> _Work request_:
The entries that follow must be written out exactly, without any of the pictures they contain.

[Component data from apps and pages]
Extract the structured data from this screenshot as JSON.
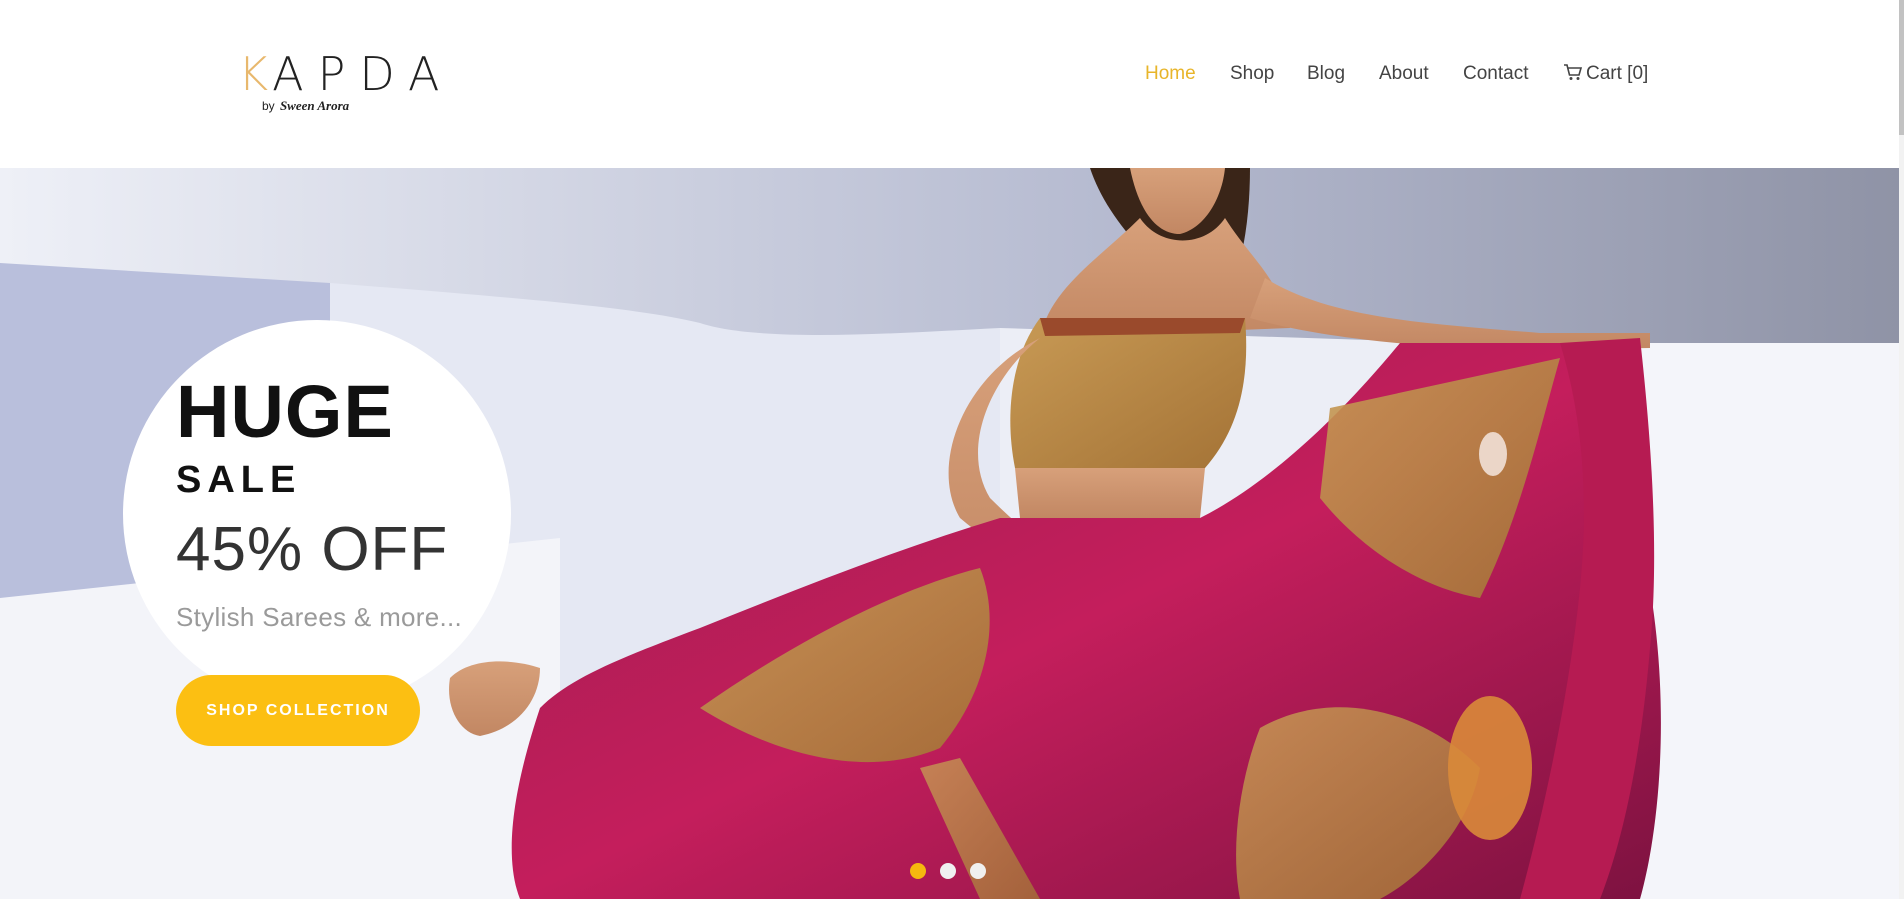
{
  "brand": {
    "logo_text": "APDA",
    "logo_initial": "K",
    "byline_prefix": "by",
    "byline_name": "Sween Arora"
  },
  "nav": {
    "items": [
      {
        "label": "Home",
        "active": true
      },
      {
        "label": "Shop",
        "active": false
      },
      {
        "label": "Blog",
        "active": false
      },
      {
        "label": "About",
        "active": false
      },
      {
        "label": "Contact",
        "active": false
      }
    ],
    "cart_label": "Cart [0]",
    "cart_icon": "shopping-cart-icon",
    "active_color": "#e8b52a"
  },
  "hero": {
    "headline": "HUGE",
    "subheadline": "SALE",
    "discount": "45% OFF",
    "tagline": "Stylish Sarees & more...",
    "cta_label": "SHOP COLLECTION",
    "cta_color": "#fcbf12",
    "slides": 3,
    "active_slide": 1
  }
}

> _Answer space_:
Extract the structured data from this screenshot as JSON.
{
  "brand": {
    "logo_text": "APDA",
    "logo_initial": "K",
    "byline_prefix": "by",
    "byline_name": "Sween Arora"
  },
  "nav": {
    "items": [
      {
        "label": "Home",
        "active": true
      },
      {
        "label": "Shop",
        "active": false
      },
      {
        "label": "Blog",
        "active": false
      },
      {
        "label": "About",
        "active": false
      },
      {
        "label": "Contact",
        "active": false
      }
    ],
    "cart_label": "Cart [0]",
    "cart_icon": "shopping-cart-icon",
    "active_color": "#e8b52a"
  },
  "hero": {
    "headline": "HUGE",
    "subheadline": "SALE",
    "discount": "45% OFF",
    "tagline": "Stylish Sarees & more...",
    "cta_label": "SHOP COLLECTION",
    "cta_color": "#fcbf12",
    "slides": 3,
    "active_slide": 1
  }
}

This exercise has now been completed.